Print each line of the listing once more, precisely as given.

-- Opening Marker --

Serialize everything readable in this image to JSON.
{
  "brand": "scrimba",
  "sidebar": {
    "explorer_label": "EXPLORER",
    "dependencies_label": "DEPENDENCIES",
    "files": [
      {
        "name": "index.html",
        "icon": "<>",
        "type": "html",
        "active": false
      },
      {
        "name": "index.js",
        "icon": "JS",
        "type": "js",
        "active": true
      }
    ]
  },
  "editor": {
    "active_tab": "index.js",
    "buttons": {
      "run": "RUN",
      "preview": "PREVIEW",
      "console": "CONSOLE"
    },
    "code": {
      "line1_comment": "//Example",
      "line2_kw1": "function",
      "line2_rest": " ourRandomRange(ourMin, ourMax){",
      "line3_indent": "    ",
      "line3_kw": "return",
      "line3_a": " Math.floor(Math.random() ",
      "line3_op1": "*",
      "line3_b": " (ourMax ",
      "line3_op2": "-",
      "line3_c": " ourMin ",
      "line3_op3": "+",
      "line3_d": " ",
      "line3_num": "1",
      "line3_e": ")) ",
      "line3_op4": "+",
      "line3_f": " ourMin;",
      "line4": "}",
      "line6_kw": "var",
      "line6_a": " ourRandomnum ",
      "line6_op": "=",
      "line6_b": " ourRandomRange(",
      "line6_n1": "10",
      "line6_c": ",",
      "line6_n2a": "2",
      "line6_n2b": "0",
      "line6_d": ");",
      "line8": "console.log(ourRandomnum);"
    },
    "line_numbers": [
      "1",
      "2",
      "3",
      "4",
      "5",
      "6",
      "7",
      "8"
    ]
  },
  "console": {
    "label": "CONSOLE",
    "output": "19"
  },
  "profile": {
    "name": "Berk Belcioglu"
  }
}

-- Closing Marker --

* [Output below]
Serialize everything readable in this image to JSON.
{
  "brand": "scrimba",
  "sidebar": {
    "explorer_label": "EXPLORER",
    "dependencies_label": "DEPENDENCIES",
    "files": [
      {
        "name": "index.html",
        "icon": "<>",
        "type": "html",
        "active": false
      },
      {
        "name": "index.js",
        "icon": "JS",
        "type": "js",
        "active": true
      }
    ]
  },
  "editor": {
    "active_tab": "index.js",
    "buttons": {
      "run": "RUN",
      "preview": "PREVIEW",
      "console": "CONSOLE"
    },
    "code": {
      "line1_comment": "//Example",
      "line2_kw1": "function",
      "line2_rest": " ourRandomRange(ourMin, ourMax){",
      "line3_indent": "    ",
      "line3_kw": "return",
      "line3_a": " Math.floor(Math.random() ",
      "line3_op1": "*",
      "line3_b": " (ourMax ",
      "line3_op2": "-",
      "line3_c": " ourMin ",
      "line3_op3": "+",
      "line3_d": " ",
      "line3_num": "1",
      "line3_e": ")) ",
      "line3_op4": "+",
      "line3_f": " ourMin;",
      "line4": "}",
      "line6_kw": "var",
      "line6_a": " ourRandomnum ",
      "line6_op": "=",
      "line6_b": " ourRandomRange(",
      "line6_n1": "10",
      "line6_c": ",",
      "line6_n2a": "2",
      "line6_n2b": "0",
      "line6_d": ");",
      "line8": "console.log(ourRandomnum);"
    },
    "line_numbers": [
      "1",
      "2",
      "3",
      "4",
      "5",
      "6",
      "7",
      "8"
    ]
  },
  "console": {
    "label": "CONSOLE",
    "output": "19"
  },
  "profile": {
    "name": "Berk Belcioglu"
  }
}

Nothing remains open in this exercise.